[Data records for software interfaces]
§

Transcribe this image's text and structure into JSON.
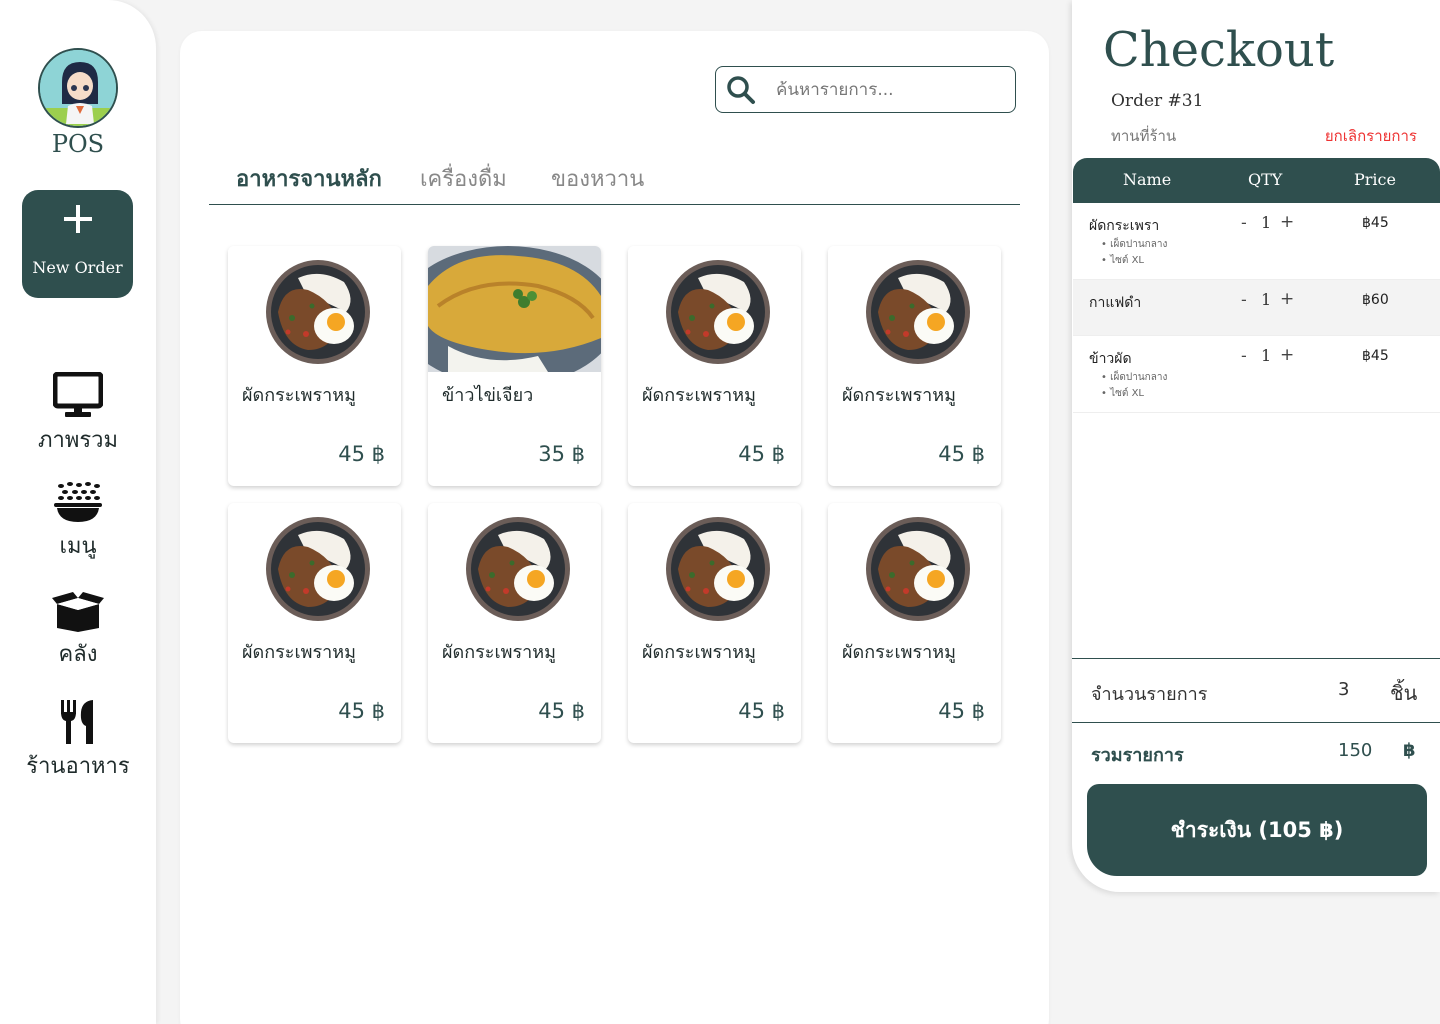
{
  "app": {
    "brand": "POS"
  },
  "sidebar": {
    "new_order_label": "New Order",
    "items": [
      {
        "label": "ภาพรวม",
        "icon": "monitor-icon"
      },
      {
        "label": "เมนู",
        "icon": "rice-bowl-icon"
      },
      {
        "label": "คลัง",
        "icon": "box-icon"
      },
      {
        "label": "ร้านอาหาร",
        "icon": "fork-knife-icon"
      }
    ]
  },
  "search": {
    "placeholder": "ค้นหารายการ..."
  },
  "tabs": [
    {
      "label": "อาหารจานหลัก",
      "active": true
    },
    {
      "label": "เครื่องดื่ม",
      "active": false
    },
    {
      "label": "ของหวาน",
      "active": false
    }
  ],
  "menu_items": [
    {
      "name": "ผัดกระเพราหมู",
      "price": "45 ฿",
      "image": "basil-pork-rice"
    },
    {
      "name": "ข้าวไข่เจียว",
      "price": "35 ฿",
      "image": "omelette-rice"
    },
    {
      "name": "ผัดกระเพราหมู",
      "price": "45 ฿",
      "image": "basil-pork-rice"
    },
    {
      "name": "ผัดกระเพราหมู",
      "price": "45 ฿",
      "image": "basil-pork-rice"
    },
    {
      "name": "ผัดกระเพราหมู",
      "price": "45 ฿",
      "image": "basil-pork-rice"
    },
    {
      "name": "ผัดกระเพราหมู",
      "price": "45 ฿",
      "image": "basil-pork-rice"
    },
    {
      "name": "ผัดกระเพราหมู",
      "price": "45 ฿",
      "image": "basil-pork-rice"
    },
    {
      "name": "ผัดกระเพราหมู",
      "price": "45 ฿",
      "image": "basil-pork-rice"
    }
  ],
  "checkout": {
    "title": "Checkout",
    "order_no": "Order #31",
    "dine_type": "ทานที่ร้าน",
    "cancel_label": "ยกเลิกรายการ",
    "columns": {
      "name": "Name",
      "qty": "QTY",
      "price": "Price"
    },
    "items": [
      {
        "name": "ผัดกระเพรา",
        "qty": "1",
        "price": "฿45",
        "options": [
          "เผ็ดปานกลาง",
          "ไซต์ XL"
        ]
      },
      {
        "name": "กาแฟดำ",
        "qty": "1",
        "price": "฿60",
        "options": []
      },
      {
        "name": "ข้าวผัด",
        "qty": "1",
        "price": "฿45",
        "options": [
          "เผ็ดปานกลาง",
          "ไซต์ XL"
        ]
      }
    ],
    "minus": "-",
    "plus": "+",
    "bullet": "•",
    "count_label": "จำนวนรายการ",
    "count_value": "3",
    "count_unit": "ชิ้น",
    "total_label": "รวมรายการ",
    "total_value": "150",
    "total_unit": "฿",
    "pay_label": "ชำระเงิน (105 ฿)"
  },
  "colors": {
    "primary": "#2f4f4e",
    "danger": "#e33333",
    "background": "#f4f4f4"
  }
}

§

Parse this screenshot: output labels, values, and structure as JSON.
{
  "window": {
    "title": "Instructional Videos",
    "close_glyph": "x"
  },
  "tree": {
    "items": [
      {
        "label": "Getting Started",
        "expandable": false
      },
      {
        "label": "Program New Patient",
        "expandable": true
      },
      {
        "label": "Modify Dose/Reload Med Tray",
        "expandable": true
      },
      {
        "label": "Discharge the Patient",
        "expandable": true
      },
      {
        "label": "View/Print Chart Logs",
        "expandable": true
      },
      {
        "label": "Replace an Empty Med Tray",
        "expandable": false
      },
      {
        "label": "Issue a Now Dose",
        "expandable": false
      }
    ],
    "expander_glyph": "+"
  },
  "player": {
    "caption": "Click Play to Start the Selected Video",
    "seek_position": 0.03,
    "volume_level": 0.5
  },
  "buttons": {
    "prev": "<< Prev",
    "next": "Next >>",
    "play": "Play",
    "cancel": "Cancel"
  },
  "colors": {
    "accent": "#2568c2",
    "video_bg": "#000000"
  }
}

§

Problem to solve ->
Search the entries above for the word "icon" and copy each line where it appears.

Task result ->
        "icon": "monitor-icon"
        "icon": "rice-bowl-icon"
        "icon": "box-icon"
        "icon": "fork-knife-icon"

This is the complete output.